=== Begin Enclosure ===
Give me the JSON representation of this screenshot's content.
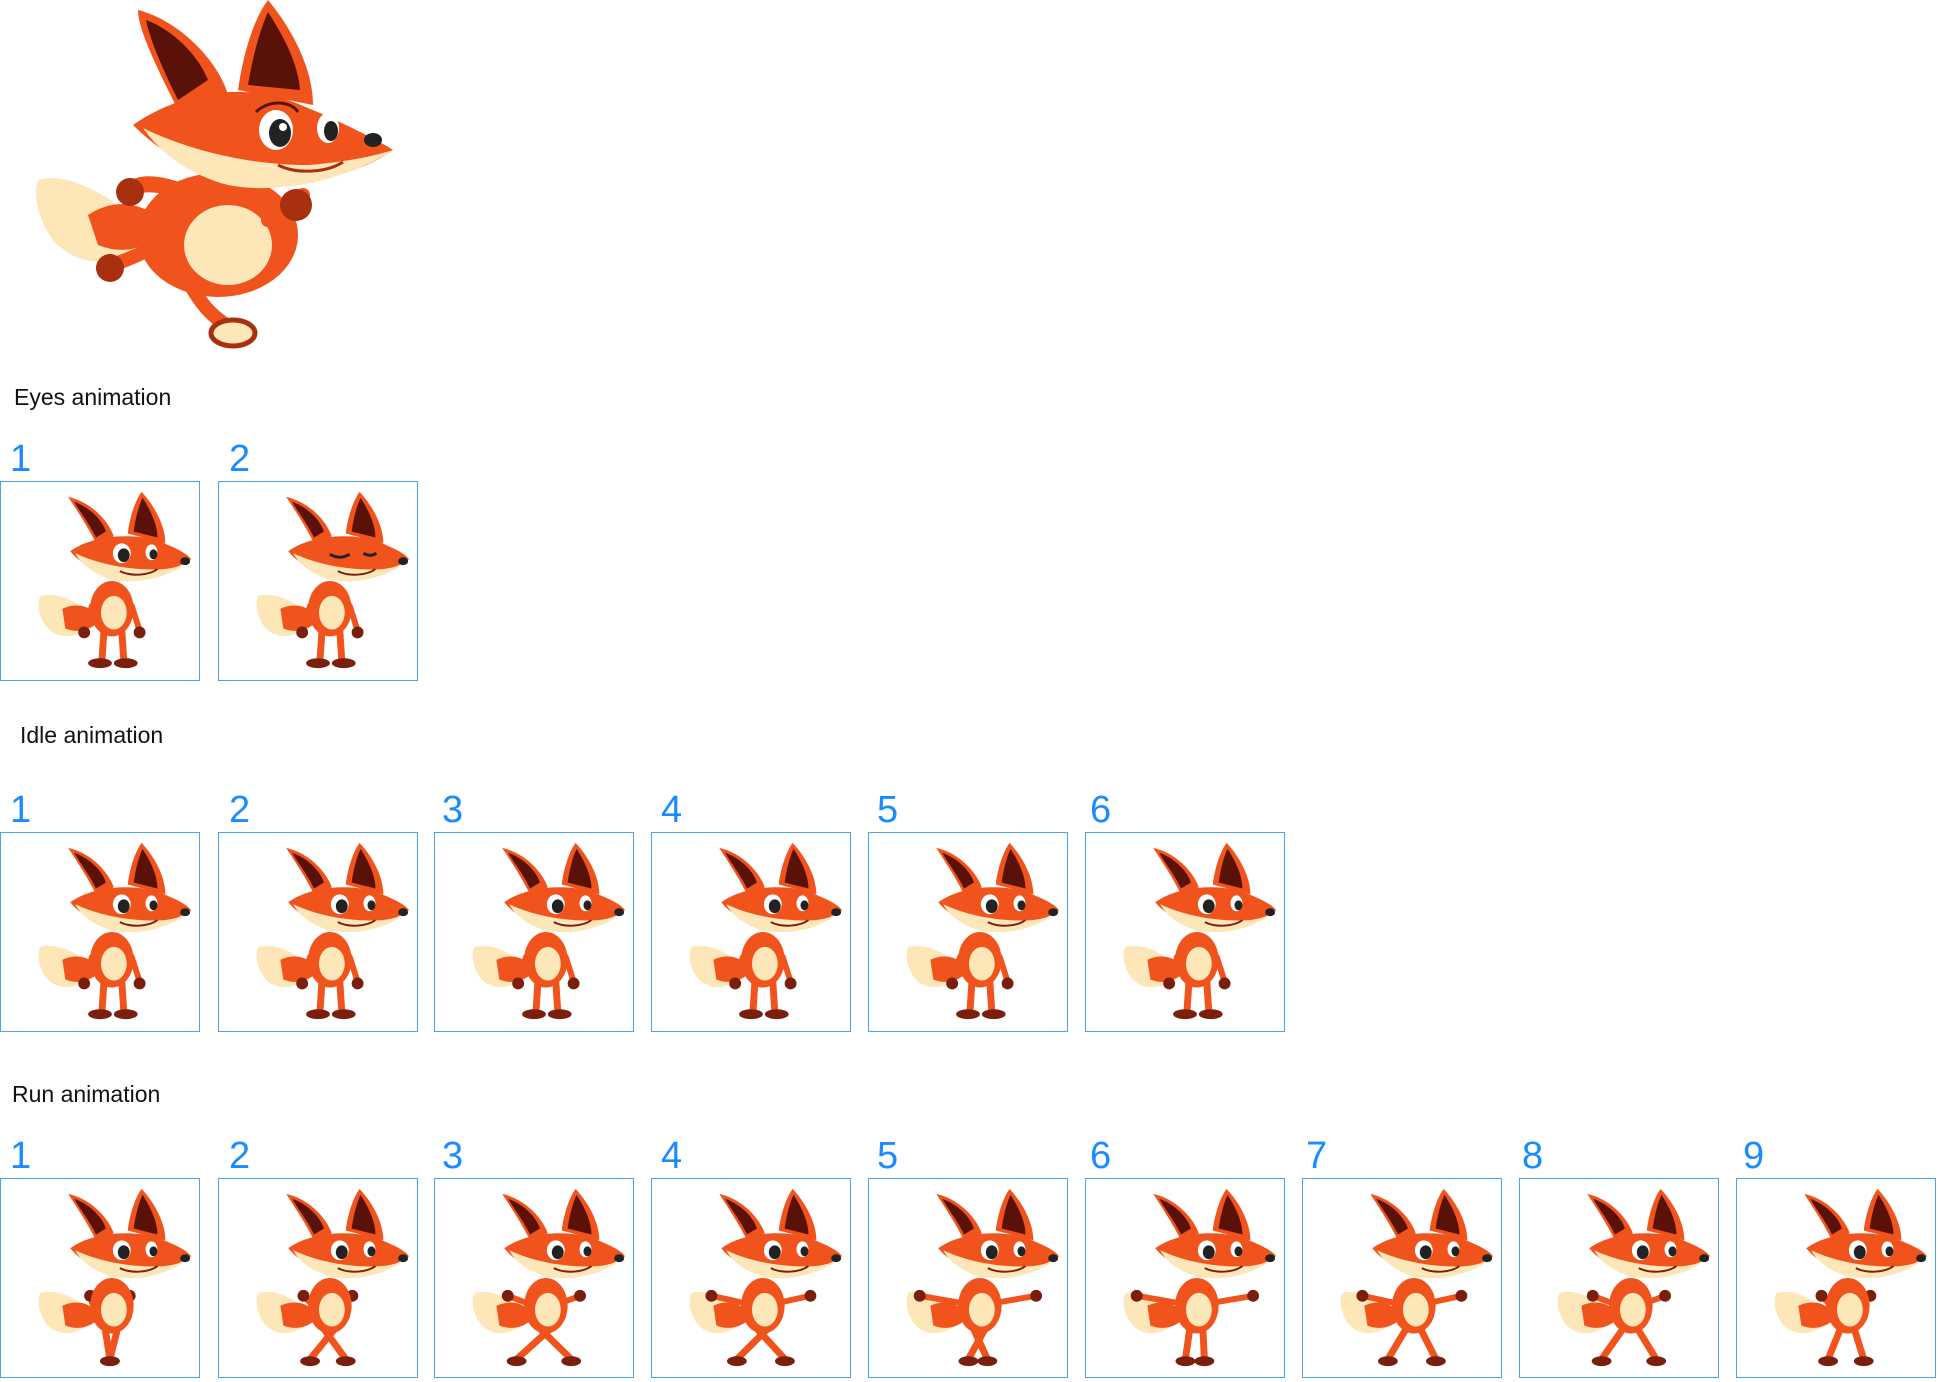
{
  "hero": {
    "icon": "fox-character-running"
  },
  "sections": [
    {
      "title": "Eyes animation",
      "frames": [
        "1",
        "2"
      ],
      "variants": [
        "eyes-open",
        "eyes-closed"
      ]
    },
    {
      "title": "Idle animation",
      "frames": [
        "1",
        "2",
        "3",
        "4",
        "5",
        "6"
      ],
      "variants": [
        "idle",
        "idle",
        "idle",
        "idle",
        "idle",
        "idle"
      ]
    },
    {
      "title": "Run animation",
      "frames": [
        "1",
        "2",
        "3",
        "4",
        "5",
        "6",
        "7",
        "8",
        "9"
      ],
      "variants": [
        "run",
        "run",
        "run",
        "run",
        "run",
        "run",
        "run",
        "run",
        "run"
      ]
    }
  ],
  "colors": {
    "frame_border": "#4aa3ee",
    "frame_number": "#1a8cff",
    "fox_orange": "#f0531b",
    "fox_dark": "#7a1f0e",
    "fox_cream": "#fde6b8"
  }
}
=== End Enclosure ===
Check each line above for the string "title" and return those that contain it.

* _Solved problem_
      "title": "Eyes animation",
      "title": "Idle animation",
      "title": "Run animation",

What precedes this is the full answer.